(YOUR INSTRUCTIONS)
What is the number of lines in the listing below that contain the word "waters"? Give only that number.

(RAW DATA)
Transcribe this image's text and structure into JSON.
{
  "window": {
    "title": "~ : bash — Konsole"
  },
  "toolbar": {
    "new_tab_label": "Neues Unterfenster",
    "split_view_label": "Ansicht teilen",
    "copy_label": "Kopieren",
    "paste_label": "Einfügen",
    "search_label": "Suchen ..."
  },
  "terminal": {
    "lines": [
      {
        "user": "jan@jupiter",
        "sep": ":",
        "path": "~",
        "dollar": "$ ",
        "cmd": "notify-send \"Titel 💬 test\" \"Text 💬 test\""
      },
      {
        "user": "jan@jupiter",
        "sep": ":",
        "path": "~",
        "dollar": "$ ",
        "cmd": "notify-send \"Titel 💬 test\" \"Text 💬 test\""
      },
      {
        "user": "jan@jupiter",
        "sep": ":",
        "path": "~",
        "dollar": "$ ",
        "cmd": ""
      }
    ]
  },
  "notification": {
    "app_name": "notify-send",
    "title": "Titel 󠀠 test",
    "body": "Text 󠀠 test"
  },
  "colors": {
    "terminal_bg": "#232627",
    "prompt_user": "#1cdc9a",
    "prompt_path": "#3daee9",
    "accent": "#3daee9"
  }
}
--
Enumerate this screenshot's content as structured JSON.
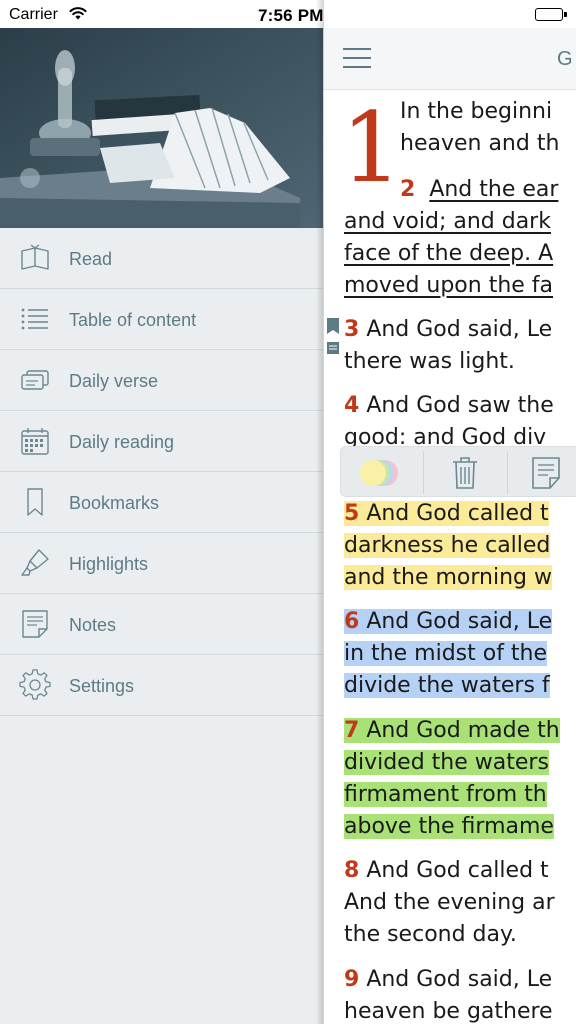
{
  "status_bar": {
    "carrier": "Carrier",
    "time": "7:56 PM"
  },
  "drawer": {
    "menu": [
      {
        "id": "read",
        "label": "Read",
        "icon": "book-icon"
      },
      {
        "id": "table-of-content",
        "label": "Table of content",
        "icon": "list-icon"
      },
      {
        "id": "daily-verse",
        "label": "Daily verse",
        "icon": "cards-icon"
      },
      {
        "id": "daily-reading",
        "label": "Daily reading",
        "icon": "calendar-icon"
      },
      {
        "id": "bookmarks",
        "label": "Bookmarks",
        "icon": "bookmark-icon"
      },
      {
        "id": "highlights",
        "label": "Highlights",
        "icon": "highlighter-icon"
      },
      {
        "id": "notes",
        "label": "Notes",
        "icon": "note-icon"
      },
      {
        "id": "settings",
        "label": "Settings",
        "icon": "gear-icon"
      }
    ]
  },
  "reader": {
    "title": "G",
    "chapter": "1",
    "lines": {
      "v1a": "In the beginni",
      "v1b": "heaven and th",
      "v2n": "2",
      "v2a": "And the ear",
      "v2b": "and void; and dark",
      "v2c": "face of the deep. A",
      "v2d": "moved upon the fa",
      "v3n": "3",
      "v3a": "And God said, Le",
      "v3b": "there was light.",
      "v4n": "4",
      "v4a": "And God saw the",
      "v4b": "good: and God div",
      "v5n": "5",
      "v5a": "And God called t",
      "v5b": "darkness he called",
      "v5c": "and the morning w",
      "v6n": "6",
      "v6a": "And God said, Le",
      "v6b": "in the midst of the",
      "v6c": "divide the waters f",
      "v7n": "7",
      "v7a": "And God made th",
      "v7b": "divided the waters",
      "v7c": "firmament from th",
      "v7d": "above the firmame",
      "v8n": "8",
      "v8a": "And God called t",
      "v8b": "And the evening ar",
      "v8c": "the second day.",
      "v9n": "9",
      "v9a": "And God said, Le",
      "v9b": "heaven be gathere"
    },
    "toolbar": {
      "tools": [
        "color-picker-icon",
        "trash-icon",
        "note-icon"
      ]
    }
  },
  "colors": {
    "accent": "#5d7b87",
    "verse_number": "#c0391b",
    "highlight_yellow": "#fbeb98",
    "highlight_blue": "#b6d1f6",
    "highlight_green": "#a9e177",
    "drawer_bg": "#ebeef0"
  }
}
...
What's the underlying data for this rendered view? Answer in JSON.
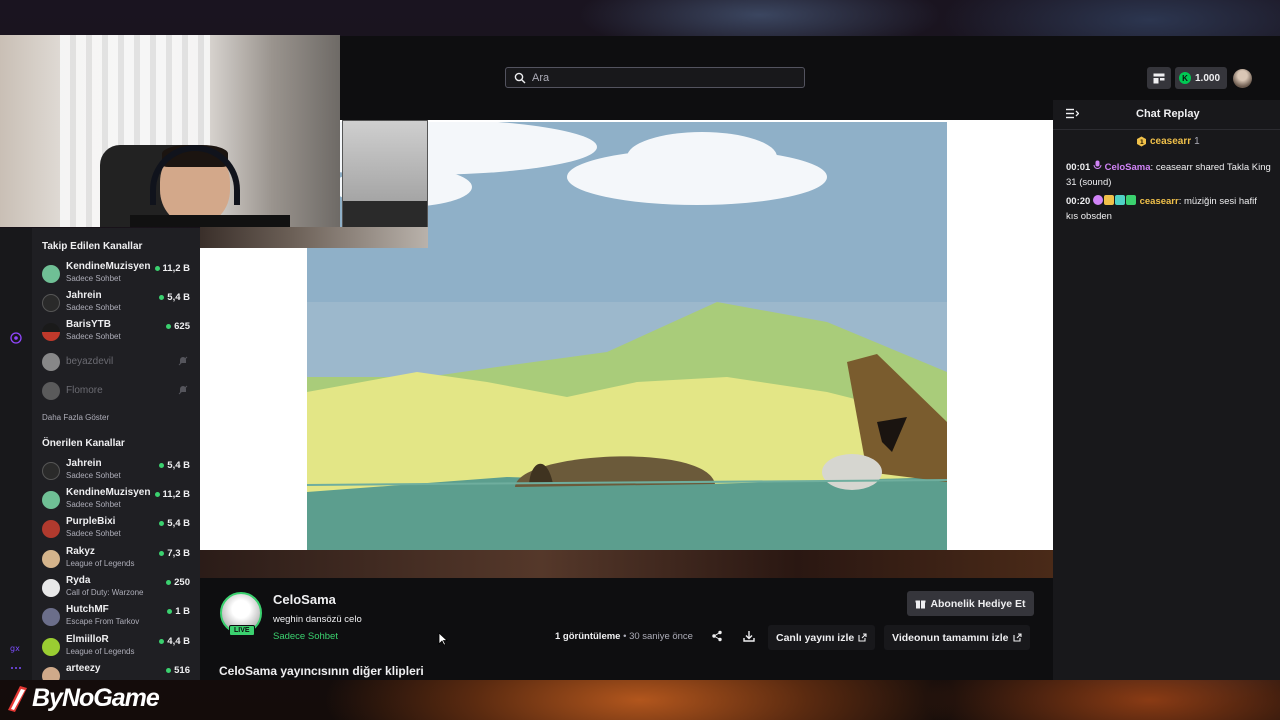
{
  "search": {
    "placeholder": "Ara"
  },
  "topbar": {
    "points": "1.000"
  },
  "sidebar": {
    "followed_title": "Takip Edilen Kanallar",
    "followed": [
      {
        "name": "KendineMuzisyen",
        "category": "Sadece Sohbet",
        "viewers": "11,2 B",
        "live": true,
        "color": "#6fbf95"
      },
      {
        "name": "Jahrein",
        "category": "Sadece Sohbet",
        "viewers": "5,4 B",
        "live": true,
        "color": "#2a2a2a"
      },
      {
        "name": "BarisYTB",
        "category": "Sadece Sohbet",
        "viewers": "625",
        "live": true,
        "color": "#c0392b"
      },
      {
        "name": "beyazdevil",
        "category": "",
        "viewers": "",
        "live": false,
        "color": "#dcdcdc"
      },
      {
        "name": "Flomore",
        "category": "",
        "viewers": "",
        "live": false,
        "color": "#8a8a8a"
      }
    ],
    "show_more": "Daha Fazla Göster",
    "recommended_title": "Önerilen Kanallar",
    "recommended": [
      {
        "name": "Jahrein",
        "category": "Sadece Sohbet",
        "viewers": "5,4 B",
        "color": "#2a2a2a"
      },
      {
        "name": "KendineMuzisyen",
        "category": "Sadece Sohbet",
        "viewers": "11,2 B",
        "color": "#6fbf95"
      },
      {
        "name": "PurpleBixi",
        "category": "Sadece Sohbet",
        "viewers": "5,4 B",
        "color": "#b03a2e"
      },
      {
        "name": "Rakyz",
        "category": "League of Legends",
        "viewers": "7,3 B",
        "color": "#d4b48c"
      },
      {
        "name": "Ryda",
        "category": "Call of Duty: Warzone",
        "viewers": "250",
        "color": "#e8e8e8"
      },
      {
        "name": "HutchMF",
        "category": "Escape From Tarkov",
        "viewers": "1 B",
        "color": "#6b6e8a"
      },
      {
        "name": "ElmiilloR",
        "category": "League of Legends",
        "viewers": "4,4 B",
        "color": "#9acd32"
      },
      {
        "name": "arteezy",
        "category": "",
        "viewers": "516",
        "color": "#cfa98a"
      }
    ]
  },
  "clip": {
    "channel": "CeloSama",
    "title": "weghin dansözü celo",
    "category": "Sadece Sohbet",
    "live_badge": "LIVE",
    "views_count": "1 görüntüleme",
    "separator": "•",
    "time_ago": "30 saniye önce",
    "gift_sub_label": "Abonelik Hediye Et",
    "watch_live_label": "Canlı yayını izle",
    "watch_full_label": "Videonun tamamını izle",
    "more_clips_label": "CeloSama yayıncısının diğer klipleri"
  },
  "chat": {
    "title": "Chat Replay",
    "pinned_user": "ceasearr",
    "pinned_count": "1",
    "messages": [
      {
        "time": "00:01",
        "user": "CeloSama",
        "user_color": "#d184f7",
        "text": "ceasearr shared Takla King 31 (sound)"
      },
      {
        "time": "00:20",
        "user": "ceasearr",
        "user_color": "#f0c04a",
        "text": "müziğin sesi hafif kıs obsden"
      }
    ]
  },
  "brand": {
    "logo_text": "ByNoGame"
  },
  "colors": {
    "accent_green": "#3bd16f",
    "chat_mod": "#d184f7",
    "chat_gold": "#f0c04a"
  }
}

(RESULT FOR THIS TASK)
2